One of the major risks that small and medium-sized enterprises (SMEs) are especially vulnerable to, is the negative impact of events such as service delivery protests, strikes by public transport workers or incidents calling for the shutdown of cities, which present risks that insurance policies do not cover
Roy Wright, Head: Risk Solutions at GTC says: “Businesses can safeguard their operations better by changing their approach to risk management and engaging in an integrated process developed around their business needs, as opposed to merely relying on insurance policies for protection against perils.”
He warns that traditionally, business owners tend to think of risk management as taking out insurance, but there are substantial risks to the sustainability of business operations – often unique to South Africa – that cannot be covered by insurance policies.
“Rather than ignoring these threats, which are often outside of management’s control, we encourage business owners to adopt a holistic approach to managing their risks,” says Wright. “Shutdowns and protest events, to which SMEs are vulnerable, often make it difficult or impossible for much of the country’s labour force to leave their homes or get to their places of work on time or, sometimes even to get to work at all. Human capital forms a key part of any organisation, regardless of the skill level of the employee base. Industrial action – whether protected or not – has been a prominent characteristic of the local economy.”
The Department of Labour reports that the country experienced its highest number of work stoppages (132) last year (2017), since 1999 when the earliest strike data was available.
“Therefore, it is in any organisation’s interest to ensure it has a realistic plan to manage the potential negative impact on its operations in the event of its staff being unable to work, especially if the reason for this is outside the employees’ control,” Wright says.
While these incidents tend to cause significant frustration for business owners, he believes such events need not cause that much disruption if businesses, under the guidance of their professional risk advisors, develop a realistic risk management plan.
“In our approach to risk management we advocate a comprehensive approach that involves analysing the company’s operations in their entirety and identifying the major risks for that particular entity. The risk profile will be different for every business, and managing these risks extends beyond insuring an organisation against theft or property damage.

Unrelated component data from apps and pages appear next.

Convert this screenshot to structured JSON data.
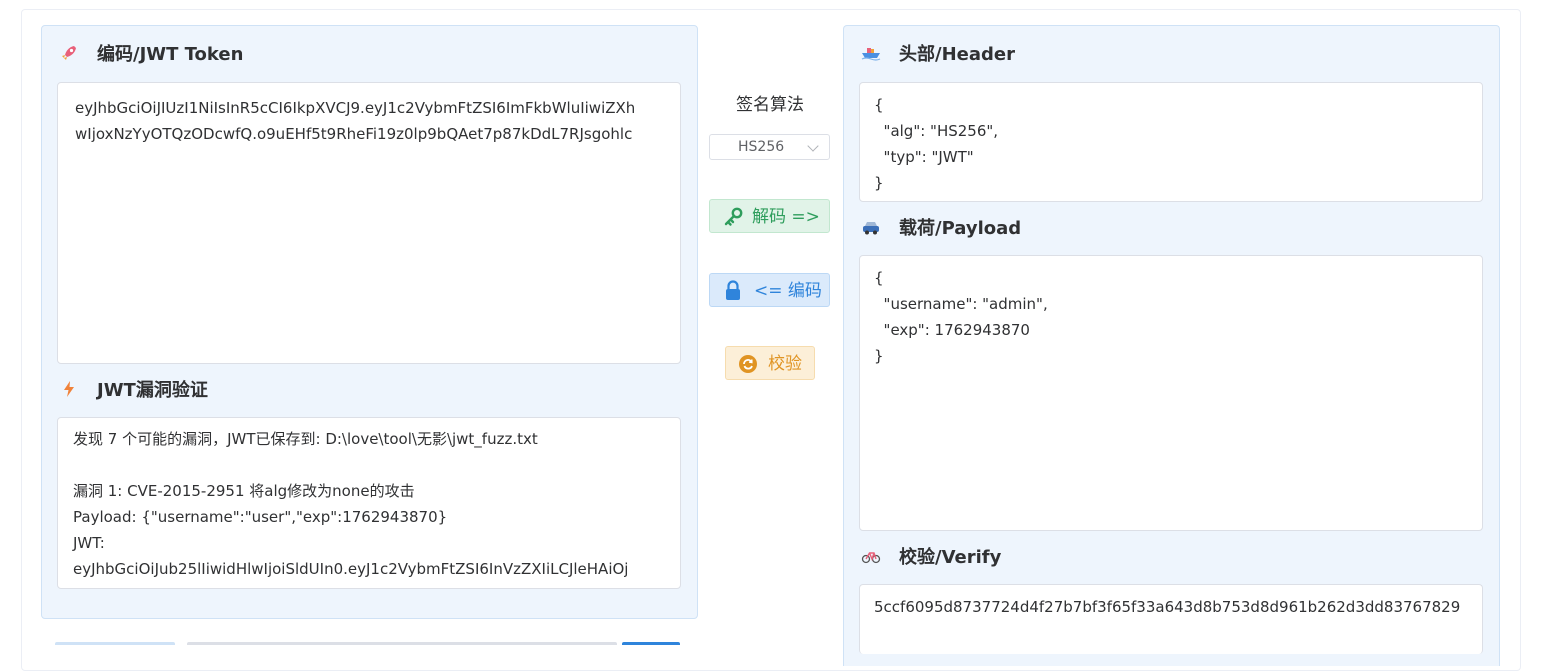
{
  "encode": {
    "title": "编码/JWT Token",
    "token": "eyJhbGciOiJIUzI1NiIsInR5cCI6IkpXVCJ9.eyJ1c2VybmFtZSI6ImFkbWluIiwiZXhwIjoxNzYyOTQzODcwfQ.o9uEHf5t9RheFi19z0lp9bQAet7p87kDdL7RJsgohlc"
  },
  "fuzz": {
    "title": "JWT漏洞验证",
    "output": "发现 7 个可能的漏洞，JWT已保存到: D:\\love\\tool\\无影\\jwt_fuzz.txt\n\n漏洞 1: CVE-2015-2951 将alg修改为none的攻击\nPayload: {\"username\":\"user\",\"exp\":1762943870}\nJWT:\neyJhbGciOiJub25lIiwidHlwIjoiSldUIn0.eyJ1c2VybmFtZSI6InVzZXIiLCJleHAiOj"
  },
  "middle": {
    "alg_label": "签名算法",
    "alg_value": "HS256",
    "decode_button": "解码 =>",
    "encode_button": "<= 编码",
    "verify_button": "校验"
  },
  "header": {
    "title": "头部/Header",
    "json": "{\n  \"alg\": \"HS256\",\n  \"typ\": \"JWT\"\n}"
  },
  "payload": {
    "title": "载荷/Payload",
    "json": "{\n  \"username\": \"admin\",\n  \"exp\": 1762943870\n}"
  },
  "verify": {
    "title": "校验/Verify",
    "value": "5ccf6095d8737724d4f27b7bf3f65f33a643d8b753d8d961b262d3dd83767829"
  },
  "colors": {
    "panel_bg": "#eef5fd",
    "decode": "#2e9d5c",
    "encode": "#2f84db",
    "verify": "#e09423"
  }
}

A good risk management plan should include ways to mitigate any negative impact on business operations and would be developed to suit the organisation’s needs and circumstances,” he says.
According to Wright, the key to a risk management process is being realistic about areas where the business is vulnerable and determining the rate at which these incidents may occur.
“For example, in South Africa we know that strike action is a near-annual occurrence for much of the labour force. Companies can develop strategies to protect themselves against the impact of working days lost due to planned strikes, but they often find it challenging to plan for strike action that is unrelated to the business or industry – such as public transport strikes.”
Wright believes it is imperative that businesses account for the probability of these incidents and subsequently develop ways to manage the impact on the firm in a manner that is sustainable for the owners and employees.
“It is a short-sighted practice to punish employees with policies of ‘no work, no pay’ when the reason for them not showing up to work is beyond their control. Aside from the loss of productivity that the business suffers, a seemingly unempathetic management attitude also has a severely detrimental impact on staff morale.”
He suggests alternative solutions could be to allow staff to work from home; shifting compulsory production down time or maintenance days to the periods when strike action occurs, or, in collaboration with staff, determining other transport methods should this be an issue.
“Clearly there is no one-size-fits-all solution, but we have substantial experience in guiding businesses towards risk management strategies suited to their sectors and capabilities, that would work best in their circumstances. This way, business owners can rather focus on growing their business,” he says.
“Organisations should also review their risk management plans at least quarterly to ensure that all risks are accounted for, duly prioritised, and that the mitigation strategies remain relevant and cost-effective to the business.”
Whereas large corporate organisations will likely have dedicated risk management teams tasked with developing and monitoring the risks to the business, smaller businesses do not have this luxury, or the specialist knowledge to produce comprehensive strategies that mitigate the business risks.
Wright believes the major reason for the absence of robust risk management plans at especially SME organisations, is due to the perceived cost associated with obtaining advice and developing a plan.
“However, the long-term benefits to the sustainability of the business far outweigh the short-term costs of risk management planning. Considering that the country experiences an annual average net loss of -4.9%* in small businesses – which are crucial for employment creation – it is imperative that these organisations make a better effort to minimise these threats,” he says.
In a move that is set to aid SMEs, the Financial Sector Conduct Authority (FSCA) is making it compulsory for intermediaries to adopt a needs-based approach when consulting with their clients.
“This change is being rolled out under the Retail Distribution Review (RDR) which aims to make financial sector practices fairer for clients. It would mean that brokers would have to demonstrate that they have analysed their clients’ risk management needs before they advise on insurance products. This should help businesses to think more holistically about the risks to their businesses, even if these cannot be solved by an insurance policy,” he concludes.
Contact Roy Wright for any of your risk solutions and short term insurance needs: firstname.lastname@example.org.